▶ _EXERCISE DIRECTIONS_
What is the number of lines in these entries that include "Indicator"? Write that number and no other text.

▶ _DATA SHOWN_
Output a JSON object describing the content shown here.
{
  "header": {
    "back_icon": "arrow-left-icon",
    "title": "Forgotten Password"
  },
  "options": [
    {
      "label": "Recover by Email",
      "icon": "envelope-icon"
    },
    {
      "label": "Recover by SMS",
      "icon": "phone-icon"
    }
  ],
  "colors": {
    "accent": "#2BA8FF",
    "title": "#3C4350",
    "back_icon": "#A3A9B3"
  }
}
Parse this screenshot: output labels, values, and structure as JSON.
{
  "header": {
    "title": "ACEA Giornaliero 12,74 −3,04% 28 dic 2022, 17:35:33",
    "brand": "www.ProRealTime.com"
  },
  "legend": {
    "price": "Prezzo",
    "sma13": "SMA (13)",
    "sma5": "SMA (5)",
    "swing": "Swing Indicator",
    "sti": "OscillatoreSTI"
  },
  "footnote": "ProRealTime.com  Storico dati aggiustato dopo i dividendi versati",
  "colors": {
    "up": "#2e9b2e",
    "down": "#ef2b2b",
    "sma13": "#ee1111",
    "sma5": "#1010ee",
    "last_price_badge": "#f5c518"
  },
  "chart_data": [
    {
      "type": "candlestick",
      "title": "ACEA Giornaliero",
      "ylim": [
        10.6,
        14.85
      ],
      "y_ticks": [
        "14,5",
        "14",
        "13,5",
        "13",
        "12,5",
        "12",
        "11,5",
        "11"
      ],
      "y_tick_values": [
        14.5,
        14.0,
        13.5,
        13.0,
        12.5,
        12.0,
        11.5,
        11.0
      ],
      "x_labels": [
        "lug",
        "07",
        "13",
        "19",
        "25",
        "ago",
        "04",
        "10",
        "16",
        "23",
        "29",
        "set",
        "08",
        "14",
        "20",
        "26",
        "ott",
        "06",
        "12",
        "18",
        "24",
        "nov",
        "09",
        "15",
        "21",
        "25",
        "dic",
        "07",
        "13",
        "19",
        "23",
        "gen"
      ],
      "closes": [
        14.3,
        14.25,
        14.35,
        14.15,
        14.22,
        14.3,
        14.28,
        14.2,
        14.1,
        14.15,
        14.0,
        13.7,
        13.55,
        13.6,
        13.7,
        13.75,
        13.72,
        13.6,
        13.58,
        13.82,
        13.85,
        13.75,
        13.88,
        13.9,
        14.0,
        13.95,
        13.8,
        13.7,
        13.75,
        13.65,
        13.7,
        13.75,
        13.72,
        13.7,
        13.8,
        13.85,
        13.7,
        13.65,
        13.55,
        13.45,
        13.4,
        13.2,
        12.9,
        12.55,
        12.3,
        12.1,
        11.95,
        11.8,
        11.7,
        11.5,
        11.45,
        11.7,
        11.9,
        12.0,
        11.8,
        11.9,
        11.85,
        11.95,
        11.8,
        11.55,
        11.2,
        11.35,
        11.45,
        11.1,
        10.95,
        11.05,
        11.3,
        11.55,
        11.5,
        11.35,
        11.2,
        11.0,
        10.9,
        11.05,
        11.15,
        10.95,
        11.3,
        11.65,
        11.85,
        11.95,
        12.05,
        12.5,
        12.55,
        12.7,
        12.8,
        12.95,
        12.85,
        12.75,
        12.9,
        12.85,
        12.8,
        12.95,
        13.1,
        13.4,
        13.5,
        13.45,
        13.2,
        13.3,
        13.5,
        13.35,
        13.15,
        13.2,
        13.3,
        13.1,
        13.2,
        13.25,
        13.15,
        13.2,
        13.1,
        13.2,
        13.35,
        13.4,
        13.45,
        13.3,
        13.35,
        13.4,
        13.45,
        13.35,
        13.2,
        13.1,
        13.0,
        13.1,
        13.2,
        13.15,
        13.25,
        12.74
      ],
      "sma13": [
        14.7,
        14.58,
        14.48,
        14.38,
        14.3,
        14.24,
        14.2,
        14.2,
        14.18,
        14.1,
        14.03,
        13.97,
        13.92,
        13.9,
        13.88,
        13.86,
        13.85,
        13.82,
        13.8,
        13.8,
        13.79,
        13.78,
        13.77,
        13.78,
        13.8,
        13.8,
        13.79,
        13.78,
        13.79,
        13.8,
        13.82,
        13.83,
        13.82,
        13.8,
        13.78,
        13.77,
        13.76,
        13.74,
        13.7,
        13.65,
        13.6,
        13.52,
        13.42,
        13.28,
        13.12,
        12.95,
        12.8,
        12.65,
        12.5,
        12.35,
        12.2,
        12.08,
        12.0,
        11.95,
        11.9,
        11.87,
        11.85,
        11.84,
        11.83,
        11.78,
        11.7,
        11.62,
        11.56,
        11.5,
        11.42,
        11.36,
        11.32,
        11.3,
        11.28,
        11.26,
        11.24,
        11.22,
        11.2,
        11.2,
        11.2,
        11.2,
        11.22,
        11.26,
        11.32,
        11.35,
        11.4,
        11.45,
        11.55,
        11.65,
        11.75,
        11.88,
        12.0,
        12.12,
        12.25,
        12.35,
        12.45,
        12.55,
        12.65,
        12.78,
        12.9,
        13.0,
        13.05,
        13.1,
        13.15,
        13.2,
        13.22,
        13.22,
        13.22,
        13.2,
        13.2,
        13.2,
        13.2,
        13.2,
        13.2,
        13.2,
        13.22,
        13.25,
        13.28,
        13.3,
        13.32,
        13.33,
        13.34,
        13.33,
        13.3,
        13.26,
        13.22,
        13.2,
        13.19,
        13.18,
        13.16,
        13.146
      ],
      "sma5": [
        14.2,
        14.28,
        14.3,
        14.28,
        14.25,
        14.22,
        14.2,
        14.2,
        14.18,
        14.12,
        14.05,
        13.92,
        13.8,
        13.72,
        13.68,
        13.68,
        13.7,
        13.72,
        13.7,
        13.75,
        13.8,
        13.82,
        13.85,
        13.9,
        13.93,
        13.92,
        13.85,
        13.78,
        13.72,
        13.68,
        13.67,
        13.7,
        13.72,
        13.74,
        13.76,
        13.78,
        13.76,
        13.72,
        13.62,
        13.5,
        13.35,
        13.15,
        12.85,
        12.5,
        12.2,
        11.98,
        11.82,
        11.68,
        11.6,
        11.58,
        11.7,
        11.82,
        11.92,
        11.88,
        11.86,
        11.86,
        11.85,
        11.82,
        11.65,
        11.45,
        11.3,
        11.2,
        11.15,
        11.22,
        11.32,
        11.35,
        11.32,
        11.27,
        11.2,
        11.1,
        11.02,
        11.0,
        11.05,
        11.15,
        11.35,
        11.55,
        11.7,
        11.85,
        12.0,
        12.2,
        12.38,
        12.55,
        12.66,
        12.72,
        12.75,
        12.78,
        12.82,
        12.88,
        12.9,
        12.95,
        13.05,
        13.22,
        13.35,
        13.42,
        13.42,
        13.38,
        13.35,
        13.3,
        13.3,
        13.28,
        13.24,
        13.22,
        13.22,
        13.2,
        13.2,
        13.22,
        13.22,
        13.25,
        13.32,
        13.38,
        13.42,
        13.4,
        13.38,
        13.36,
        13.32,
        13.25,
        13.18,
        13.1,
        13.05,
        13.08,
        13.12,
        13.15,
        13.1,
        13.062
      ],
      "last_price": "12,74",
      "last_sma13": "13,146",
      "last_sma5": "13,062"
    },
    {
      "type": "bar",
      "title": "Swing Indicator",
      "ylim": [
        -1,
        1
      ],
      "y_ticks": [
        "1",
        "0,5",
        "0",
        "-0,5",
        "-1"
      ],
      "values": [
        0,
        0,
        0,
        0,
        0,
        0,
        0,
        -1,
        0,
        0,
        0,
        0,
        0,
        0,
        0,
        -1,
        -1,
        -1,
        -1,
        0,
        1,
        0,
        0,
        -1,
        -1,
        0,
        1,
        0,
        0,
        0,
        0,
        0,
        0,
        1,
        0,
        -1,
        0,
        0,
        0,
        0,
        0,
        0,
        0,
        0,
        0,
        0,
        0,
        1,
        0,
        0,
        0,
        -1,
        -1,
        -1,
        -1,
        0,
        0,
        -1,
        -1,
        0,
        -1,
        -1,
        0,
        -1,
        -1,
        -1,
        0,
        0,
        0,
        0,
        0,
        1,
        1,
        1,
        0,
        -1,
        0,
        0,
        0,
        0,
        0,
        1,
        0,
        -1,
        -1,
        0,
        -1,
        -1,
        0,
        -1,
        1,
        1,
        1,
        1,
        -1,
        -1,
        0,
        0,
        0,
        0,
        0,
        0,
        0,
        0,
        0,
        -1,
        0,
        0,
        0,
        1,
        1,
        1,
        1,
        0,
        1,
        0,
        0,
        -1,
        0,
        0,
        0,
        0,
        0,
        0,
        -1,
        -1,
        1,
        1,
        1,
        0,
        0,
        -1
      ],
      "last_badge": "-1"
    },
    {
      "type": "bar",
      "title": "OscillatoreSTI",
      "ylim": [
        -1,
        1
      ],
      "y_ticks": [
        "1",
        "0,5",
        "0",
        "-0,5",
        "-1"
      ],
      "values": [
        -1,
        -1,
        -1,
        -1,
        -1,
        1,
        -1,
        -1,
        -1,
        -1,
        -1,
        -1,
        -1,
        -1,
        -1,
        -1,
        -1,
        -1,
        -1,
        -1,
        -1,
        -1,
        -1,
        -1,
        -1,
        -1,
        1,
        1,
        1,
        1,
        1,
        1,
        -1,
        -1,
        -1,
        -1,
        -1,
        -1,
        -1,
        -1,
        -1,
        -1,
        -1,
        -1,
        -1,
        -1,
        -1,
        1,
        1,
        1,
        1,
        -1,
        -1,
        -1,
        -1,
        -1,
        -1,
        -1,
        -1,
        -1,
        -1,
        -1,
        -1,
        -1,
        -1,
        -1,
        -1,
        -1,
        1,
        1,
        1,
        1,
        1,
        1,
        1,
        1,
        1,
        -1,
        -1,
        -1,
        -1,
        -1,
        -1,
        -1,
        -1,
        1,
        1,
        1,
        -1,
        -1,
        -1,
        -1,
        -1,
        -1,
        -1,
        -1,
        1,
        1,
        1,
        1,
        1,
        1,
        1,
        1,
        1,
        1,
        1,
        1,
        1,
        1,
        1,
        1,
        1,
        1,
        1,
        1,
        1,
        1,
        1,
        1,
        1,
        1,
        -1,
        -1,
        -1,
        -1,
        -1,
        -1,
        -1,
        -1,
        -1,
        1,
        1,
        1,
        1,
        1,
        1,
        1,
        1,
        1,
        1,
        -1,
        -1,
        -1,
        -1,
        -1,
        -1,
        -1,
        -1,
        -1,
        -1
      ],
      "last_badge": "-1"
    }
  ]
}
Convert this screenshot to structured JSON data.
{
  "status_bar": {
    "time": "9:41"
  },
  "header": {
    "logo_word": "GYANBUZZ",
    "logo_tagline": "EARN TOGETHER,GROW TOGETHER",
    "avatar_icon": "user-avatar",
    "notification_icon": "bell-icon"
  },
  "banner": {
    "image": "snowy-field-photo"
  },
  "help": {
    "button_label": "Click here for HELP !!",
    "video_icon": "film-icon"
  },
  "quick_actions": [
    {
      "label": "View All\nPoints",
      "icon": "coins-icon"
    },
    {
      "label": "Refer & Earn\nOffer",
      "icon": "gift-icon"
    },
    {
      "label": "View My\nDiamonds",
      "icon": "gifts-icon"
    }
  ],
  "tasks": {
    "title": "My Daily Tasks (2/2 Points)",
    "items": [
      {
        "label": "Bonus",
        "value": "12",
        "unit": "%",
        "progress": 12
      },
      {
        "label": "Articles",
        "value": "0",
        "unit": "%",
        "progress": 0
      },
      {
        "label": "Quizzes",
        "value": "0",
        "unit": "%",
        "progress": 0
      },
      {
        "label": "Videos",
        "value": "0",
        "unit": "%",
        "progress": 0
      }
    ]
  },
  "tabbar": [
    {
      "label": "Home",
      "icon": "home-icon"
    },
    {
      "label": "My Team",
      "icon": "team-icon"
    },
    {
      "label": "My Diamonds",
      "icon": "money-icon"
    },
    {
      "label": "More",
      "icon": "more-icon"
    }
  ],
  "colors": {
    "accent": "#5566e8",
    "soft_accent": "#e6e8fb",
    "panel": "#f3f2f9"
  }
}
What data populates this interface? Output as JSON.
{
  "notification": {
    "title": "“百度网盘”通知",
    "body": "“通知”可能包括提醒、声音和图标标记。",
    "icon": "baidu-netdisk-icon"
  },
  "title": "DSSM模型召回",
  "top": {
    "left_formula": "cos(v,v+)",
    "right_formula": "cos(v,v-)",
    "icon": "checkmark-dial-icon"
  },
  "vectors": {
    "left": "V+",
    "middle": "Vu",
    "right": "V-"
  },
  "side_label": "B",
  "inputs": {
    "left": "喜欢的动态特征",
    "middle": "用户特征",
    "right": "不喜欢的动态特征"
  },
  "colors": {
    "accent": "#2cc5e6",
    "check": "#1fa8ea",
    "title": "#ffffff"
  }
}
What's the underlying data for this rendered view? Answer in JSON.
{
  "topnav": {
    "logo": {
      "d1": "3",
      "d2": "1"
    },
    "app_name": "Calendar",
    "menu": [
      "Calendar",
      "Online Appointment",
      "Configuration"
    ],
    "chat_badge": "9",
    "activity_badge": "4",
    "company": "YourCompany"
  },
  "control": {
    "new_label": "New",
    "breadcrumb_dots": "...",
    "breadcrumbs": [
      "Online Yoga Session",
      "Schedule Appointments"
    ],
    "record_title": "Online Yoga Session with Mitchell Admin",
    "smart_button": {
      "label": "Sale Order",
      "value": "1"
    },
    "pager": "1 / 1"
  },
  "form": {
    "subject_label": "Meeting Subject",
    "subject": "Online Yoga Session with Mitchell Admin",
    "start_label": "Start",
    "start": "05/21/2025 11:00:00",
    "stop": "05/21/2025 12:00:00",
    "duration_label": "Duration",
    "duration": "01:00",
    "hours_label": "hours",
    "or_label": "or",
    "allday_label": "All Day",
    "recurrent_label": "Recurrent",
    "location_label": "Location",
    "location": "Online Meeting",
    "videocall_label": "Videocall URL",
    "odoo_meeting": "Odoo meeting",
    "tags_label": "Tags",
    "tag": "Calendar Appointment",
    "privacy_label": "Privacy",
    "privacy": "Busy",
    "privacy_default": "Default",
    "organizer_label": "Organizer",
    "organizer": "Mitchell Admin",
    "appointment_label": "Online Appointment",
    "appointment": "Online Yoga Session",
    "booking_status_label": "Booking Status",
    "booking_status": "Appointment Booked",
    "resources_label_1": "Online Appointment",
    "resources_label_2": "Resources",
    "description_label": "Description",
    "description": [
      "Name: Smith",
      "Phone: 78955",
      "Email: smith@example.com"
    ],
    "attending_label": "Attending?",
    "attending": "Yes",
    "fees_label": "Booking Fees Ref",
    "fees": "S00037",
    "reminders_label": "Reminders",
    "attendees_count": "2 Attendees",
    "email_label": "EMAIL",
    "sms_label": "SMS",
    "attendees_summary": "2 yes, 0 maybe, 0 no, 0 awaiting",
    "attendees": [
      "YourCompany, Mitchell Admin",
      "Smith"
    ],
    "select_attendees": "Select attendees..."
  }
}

▶ _TASK OUTPUT_
2